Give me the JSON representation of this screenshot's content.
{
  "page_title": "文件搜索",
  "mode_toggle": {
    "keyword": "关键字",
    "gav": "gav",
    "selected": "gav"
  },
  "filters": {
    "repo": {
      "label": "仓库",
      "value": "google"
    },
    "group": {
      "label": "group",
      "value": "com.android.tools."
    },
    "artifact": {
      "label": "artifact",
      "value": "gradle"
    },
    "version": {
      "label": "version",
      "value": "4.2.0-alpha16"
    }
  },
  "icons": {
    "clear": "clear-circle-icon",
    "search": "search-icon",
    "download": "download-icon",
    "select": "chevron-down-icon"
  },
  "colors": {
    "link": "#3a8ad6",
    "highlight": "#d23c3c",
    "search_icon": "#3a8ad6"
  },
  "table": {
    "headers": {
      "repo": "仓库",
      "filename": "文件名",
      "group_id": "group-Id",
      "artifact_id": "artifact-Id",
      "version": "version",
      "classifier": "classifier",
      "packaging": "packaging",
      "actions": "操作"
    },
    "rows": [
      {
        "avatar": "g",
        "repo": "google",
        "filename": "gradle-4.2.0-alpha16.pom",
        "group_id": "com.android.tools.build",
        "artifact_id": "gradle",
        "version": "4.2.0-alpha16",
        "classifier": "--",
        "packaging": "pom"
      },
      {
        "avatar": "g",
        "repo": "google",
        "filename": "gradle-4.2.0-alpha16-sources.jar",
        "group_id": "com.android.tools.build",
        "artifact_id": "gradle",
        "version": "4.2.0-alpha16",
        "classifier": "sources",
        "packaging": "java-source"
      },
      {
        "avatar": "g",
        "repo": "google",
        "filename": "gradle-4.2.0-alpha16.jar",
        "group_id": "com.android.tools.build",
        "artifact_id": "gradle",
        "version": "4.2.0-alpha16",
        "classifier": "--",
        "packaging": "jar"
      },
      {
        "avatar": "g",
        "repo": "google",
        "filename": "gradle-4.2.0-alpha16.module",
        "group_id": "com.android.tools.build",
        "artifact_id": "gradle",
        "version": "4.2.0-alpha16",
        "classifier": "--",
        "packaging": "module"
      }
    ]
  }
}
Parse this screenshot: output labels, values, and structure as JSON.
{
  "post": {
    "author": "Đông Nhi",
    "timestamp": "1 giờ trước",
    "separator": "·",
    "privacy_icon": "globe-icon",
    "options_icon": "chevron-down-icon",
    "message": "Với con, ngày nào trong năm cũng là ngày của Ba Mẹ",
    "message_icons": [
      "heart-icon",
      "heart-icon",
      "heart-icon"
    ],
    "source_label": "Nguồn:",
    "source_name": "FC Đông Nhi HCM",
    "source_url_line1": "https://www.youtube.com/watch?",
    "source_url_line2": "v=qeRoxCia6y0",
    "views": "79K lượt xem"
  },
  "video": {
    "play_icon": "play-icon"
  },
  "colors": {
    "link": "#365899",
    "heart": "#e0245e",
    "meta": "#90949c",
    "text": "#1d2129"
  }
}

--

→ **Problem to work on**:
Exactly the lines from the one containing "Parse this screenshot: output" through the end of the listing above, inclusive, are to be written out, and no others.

→ **Result of the exercise**:
Parse this screenshot: output labels, values, and structure as JSON.
{
  "post": {
    "author": "Đông Nhi",
    "timestamp": "1 giờ trước",
    "separator": "·",
    "privacy_icon": "globe-icon",
    "options_icon": "chevron-down-icon",
    "message": "Với con, ngày nào trong năm cũng là ngày của Ba Mẹ",
    "message_icons": [
      "heart-icon",
      "heart-icon",
      "heart-icon"
    ],
    "source_label": "Nguồn:",
    "source_name": "FC Đông Nhi HCM",
    "source_url_line1": "https://www.youtube.com/watch?",
    "source_url_line2": "v=qeRoxCia6y0",
    "views": "79K lượt xem"
  },
  "video": {
    "play_icon": "play-icon"
  },
  "colors": {
    "link": "#365899",
    "heart": "#e0245e",
    "meta": "#90949c",
    "text": "#1d2129"
  }
}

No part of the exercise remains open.